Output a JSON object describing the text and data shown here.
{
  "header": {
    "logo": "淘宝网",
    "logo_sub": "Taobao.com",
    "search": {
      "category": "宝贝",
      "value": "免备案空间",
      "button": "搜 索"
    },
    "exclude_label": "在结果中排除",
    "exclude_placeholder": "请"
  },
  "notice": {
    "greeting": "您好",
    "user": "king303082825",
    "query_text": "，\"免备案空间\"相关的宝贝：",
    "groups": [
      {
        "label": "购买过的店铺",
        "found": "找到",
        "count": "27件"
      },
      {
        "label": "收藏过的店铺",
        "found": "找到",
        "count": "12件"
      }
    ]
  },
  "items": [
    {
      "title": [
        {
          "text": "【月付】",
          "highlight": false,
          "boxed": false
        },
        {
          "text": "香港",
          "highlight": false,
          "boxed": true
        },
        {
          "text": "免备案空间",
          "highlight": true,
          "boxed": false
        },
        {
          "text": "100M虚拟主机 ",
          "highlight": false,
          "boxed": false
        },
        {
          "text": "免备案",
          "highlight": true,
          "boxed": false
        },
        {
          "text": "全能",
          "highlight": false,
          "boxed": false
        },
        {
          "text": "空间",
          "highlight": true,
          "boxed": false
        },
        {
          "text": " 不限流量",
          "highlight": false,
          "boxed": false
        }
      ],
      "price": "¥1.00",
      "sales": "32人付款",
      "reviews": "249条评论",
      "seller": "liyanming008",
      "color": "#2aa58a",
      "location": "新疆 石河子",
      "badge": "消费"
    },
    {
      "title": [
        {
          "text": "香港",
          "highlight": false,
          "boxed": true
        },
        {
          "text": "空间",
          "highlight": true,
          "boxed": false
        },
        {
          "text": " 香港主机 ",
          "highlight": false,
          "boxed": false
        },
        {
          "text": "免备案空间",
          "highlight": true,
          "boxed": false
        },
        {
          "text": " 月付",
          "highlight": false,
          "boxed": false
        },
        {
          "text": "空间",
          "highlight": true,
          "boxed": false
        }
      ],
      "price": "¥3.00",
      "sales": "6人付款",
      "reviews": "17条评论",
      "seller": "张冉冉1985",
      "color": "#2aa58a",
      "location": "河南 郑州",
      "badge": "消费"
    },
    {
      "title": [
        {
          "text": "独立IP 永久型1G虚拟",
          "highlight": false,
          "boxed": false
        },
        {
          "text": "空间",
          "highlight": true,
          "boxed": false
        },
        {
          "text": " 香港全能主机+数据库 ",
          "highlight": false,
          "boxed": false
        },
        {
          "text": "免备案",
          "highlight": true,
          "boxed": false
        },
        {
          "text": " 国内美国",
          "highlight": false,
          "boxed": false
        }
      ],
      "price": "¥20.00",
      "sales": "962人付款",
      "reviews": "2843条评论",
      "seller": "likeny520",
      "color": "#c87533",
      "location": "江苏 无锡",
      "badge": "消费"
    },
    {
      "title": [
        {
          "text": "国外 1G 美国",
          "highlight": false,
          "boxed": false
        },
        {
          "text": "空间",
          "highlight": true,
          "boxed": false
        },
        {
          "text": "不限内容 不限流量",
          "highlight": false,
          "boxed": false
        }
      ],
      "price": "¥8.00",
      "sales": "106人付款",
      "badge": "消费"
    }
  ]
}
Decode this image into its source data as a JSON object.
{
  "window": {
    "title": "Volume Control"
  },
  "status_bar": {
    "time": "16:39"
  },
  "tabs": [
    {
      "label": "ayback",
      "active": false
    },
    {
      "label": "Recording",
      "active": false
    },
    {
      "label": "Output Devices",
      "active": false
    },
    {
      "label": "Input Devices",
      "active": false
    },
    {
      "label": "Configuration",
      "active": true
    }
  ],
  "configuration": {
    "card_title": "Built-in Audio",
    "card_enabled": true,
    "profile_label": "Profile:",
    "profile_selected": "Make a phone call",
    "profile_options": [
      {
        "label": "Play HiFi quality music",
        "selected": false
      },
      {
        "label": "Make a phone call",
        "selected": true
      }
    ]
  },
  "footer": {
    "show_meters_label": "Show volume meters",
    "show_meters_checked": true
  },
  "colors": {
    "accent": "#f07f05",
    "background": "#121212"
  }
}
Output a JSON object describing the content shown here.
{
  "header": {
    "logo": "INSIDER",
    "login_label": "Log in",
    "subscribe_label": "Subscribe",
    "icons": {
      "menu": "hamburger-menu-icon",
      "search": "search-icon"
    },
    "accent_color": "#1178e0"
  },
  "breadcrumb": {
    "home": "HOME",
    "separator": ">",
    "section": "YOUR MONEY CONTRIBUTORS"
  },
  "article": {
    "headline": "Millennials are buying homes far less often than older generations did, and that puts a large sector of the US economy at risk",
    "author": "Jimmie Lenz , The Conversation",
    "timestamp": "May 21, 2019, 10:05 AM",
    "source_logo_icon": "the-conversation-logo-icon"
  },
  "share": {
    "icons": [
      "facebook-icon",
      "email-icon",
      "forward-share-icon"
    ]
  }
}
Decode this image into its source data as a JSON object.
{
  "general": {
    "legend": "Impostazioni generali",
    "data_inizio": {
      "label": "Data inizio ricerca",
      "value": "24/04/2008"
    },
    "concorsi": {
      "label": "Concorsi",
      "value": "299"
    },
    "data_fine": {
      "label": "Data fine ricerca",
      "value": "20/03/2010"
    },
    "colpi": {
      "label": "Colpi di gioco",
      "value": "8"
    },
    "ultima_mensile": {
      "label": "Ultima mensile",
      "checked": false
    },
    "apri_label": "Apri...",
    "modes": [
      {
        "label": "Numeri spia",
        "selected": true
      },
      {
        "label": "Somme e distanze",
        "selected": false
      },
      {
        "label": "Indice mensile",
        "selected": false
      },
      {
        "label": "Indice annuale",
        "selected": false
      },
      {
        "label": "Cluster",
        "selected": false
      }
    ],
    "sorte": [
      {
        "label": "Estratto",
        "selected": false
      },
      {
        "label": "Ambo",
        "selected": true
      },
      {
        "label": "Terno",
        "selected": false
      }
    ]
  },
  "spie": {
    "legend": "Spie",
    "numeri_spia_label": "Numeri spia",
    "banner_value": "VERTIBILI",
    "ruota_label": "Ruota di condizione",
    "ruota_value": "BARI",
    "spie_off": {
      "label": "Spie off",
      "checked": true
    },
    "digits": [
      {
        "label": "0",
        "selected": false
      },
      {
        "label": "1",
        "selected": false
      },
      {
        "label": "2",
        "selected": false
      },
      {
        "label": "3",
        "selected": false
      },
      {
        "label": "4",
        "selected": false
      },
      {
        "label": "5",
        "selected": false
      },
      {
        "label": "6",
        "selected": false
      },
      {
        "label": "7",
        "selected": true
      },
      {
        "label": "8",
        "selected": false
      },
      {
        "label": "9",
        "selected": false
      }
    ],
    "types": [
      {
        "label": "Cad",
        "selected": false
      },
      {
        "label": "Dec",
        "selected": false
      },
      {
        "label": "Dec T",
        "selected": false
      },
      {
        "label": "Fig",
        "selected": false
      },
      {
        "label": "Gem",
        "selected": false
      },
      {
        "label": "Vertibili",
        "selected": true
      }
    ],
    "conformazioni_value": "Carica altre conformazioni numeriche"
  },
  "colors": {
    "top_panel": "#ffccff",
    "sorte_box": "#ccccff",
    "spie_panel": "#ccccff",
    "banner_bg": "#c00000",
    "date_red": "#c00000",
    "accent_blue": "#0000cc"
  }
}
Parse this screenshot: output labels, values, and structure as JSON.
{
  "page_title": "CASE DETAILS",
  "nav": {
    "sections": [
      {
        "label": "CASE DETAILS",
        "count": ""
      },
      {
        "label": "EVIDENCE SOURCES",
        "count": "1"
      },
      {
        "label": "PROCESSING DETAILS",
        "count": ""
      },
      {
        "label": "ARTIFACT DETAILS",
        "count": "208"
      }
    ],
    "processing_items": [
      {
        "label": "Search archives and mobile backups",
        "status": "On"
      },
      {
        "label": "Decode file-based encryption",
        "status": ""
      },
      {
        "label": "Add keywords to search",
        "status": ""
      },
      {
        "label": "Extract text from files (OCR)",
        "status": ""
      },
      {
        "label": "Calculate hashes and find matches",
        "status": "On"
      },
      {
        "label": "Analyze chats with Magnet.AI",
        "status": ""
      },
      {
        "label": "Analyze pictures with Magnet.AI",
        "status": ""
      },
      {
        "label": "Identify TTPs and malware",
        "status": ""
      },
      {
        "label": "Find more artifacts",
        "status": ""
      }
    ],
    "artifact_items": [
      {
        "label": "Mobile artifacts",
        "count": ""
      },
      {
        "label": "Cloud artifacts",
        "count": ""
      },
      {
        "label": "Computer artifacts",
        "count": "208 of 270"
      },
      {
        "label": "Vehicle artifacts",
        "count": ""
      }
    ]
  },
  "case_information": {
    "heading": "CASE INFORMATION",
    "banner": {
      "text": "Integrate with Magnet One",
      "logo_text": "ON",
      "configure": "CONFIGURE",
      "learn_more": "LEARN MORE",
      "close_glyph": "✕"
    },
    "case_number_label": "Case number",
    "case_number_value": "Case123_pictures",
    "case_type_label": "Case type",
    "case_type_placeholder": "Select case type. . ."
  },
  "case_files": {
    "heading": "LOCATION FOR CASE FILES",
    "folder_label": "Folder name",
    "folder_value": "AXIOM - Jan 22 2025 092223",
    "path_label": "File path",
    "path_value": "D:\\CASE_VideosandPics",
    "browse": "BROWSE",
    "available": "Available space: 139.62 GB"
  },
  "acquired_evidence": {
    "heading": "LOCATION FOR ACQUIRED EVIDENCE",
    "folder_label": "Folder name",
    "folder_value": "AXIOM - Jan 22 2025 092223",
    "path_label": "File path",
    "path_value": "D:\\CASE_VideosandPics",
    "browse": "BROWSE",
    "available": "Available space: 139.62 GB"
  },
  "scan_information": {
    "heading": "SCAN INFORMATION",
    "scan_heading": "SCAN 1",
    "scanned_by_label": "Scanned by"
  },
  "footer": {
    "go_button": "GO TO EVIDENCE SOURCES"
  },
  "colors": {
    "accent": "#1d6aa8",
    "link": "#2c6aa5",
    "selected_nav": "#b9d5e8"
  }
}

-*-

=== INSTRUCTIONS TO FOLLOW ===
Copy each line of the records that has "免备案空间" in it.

=== RESPONSE FOR THIS EXERCISE ===
      "value": "免备案空间",
    "query_text": "，\"免备案空间\"相关的宝贝：",
          "text": "免备案空间",
          "text": "免备案空间",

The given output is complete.